Instructions for the task
Nothing in the records that follow should differ once you have copied them out.

Available records
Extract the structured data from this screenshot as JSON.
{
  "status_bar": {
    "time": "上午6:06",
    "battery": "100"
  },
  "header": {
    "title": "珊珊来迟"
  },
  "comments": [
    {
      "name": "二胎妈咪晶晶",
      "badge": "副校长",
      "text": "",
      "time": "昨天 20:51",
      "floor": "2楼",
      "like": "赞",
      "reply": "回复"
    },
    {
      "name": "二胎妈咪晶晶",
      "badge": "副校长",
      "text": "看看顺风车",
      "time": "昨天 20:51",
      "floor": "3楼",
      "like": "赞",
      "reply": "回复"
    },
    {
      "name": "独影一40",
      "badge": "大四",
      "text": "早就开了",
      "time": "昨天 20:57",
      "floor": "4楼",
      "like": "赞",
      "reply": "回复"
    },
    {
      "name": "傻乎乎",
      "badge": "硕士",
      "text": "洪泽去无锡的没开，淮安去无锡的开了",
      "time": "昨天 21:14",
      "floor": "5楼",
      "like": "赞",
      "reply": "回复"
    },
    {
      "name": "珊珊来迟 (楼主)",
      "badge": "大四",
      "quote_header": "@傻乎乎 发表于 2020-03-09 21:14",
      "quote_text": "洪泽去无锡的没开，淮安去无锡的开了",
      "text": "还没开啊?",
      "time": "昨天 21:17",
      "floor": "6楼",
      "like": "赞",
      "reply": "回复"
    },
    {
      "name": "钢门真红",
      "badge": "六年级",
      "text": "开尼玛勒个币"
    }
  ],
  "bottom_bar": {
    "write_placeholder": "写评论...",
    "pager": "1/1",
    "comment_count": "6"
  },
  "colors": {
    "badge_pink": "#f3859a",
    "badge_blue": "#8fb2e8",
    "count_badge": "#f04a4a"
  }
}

Reply to the task
Extract the structured data from this screenshot as JSON.
{
  "status_bar": {
    "time": "上午6:06",
    "battery": "100"
  },
  "header": {
    "title": "珊珊来迟"
  },
  "comments": [
    {
      "name": "二胎妈咪晶晶",
      "badge": "副校长",
      "text": "",
      "time": "昨天 20:51",
      "floor": "2楼",
      "like": "赞",
      "reply": "回复"
    },
    {
      "name": "二胎妈咪晶晶",
      "badge": "副校长",
      "text": "看看顺风车",
      "time": "昨天 20:51",
      "floor": "3楼",
      "like": "赞",
      "reply": "回复"
    },
    {
      "name": "独影一40",
      "badge": "大四",
      "text": "早就开了",
      "time": "昨天 20:57",
      "floor": "4楼",
      "like": "赞",
      "reply": "回复"
    },
    {
      "name": "傻乎乎",
      "badge": "硕士",
      "text": "洪泽去无锡的没开，淮安去无锡的开了",
      "time": "昨天 21:14",
      "floor": "5楼",
      "like": "赞",
      "reply": "回复"
    },
    {
      "name": "珊珊来迟 (楼主)",
      "badge": "大四",
      "quote_header": "@傻乎乎 发表于 2020-03-09 21:14",
      "quote_text": "洪泽去无锡的没开，淮安去无锡的开了",
      "text": "还没开啊?",
      "time": "昨天 21:17",
      "floor": "6楼",
      "like": "赞",
      "reply": "回复"
    },
    {
      "name": "钢门真红",
      "badge": "六年级",
      "text": "开尼玛勒个币"
    }
  ],
  "bottom_bar": {
    "write_placeholder": "写评论...",
    "pager": "1/1",
    "comment_count": "6"
  },
  "colors": {
    "badge_pink": "#f3859a",
    "badge_blue": "#8fb2e8",
    "count_badge": "#f04a4a"
  }
}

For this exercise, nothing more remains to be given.